In a speech to Congress nine days after 9/11,US President George W. Bush declared war on terror. It seemed as innocuous a phrase then,as it is commonplace now. But re-categorising a law enforcement problem as war was a game-changer in two ways. First,war demands that we rally around the leader; questioning abuse of power can be unpatriotic. Second,since war is ugly business,mistakes happen. Some collateral damage is inevitable. Bushs audience and Americas other public institutions agreed to play by these new rules. His war on terror ranged from controversial (the Patriot act,racial profiling) to plain illegal (warrantless wiretapping,Guantanamo bay,Iraq). In every single case,the Bush administration got a free pass from the Congress,Senate,media,judiciary and public opinion. To take just a few examples: the Supreme Court refused to grant habeas corpus rights to Guantanamo bay detainees in flagrant breach of international law waking up somewhat only seven years later. While the rest of world cried foul,the Congress and Senate gave bipartisan support to the Iraq war. And the public? Bushs approval rating post 9/11 shot to 90 per cent even before hed taken a single major decision!
This free pass that public institutions give the executive is characteristic of war everywhere. Israeli public opinion accepts a thousand Palestinian deaths in Gaza as unavoidable collateral damage; its human rights community thinks it bad taste to chastise the army in times of trouble. As Sri Lanka stands on the brink of an epic victory,the media self-gags,courts are careful,and executive power is unquestioned. Some of this acquiescence is got by intimidation. Dissenting voices are burnt,bombed,sealed and coerced,Sri Lankan editor Lasantha Wickramatunga wrote in a tragically prescient obituary of himself. But for most part,this institutional group-think is done voluntarily,and with the best of intentions: solidarity in times of war,and sacrifice for the greater common good. In Americas case,war as metaphor to paraphrase Susan Sontag gave Dubya leeway wide enough to preside over what emerging consensus terms the very worst presidency ever. Does America post 9/11 explain Binayak Sen?
A practicing doctor in south Bastar,Binayak Sen was arrested by the Chhattisgarh police for supporting Naxalites. Hes been in jail-without-bail for 19 months. The magistracy,high court,Supreme Court and NHRC have all reinforced the states view on Sen. With so much smoke,surely he must have set something on fire? But as The Indian Express pointed out in a series of articles (IE,January 13,14,15) and in an editorial (IE,January 15),injustice on a colossal scale has likely been done. Known criminals arrested on harder evidence get bail quicker. And in the ongoing trial in Raipur,the governments case against Sen never strong has more or less collapsed. Yet,in jail for close to two years,Binayak Sen seems destined to spend a couple more.

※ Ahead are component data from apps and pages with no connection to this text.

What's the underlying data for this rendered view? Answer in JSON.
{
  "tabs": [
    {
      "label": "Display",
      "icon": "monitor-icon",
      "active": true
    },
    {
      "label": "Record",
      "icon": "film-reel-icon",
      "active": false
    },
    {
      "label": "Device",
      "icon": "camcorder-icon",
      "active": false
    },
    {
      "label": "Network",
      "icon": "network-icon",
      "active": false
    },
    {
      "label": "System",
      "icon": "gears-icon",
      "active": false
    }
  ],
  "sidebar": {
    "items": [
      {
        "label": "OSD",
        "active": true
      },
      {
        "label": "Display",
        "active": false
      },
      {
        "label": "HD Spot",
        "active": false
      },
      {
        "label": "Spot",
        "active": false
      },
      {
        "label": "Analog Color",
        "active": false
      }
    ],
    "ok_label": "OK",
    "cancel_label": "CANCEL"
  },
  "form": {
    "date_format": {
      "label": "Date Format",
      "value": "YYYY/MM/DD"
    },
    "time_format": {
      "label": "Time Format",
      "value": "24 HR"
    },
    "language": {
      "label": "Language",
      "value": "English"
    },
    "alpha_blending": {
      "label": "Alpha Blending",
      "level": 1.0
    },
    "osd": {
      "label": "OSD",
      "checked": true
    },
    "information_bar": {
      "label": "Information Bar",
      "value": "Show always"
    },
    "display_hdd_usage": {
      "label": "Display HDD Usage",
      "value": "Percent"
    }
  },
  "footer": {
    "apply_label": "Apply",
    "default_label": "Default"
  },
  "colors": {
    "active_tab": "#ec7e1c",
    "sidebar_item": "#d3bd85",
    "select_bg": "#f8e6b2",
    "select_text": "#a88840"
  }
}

One way is to see this as a monolithic state fixing its enemy and stifling institutional dissent. But the Supreme Court and NHRC went after Narendra Modi. The media,Supreme Court and public opinion all stood up to Indira Gandhi. India is no banana republic; its institutions no Pakistan. Why then have our public institutions failed Binayak Sen?
Described as Indias greatest internal security threat by the prime minister,Naxalites operate in half of Chhattisgarhs 18 districts. In response,the Raman Singh state government has re-categorised the threat from law and order to war. Anti-Naxal measures such as para-military deployment (17 battalions),nurturing an extra-legal militia (Salwa Judum),and targeting supporters of any kind (the Chhattisgarh Special Public Safety Act) are weapons to wage war,not sticks to keep the peace. The least they require is tough questioning by activist public institutions. But the high court,Supreme Court and NHRC all seem reluctant to play spoiler in a long drawn war against a dangerous enemy. To them,Binayak Sen is a war casualty: an enemy combatant at worst,collateral damage at best. Sens incarceration is a political question whose answer is best left to the judgment of the state executive. It would be deemed unpatriotic to do otherwise.
Binayak Sen is only one of 192 charged under the Chhattisgarh Special Public Safety Act; the Act only one of a slew of Indian anti-terror laws; and Naxalism only one (though perhaps most dangerous) of Indias million mutinies. But Binayak Sen symbolises a larger point: tough times may need tough responses,but require tough monitoring as well. Just as Abu Ghraib and Guantanamo battered Americas sense of self more than Osama Bin Laden ever thought conceivable,misusing laws destroys the very ideals for which we battle against Al Qaeda and Naxalites. Institutional acquiescence of the war on terror did America great disservice. Will we too tell ourselves a generation later: that when faced with a good fight,we fought it the wrong way. And lost.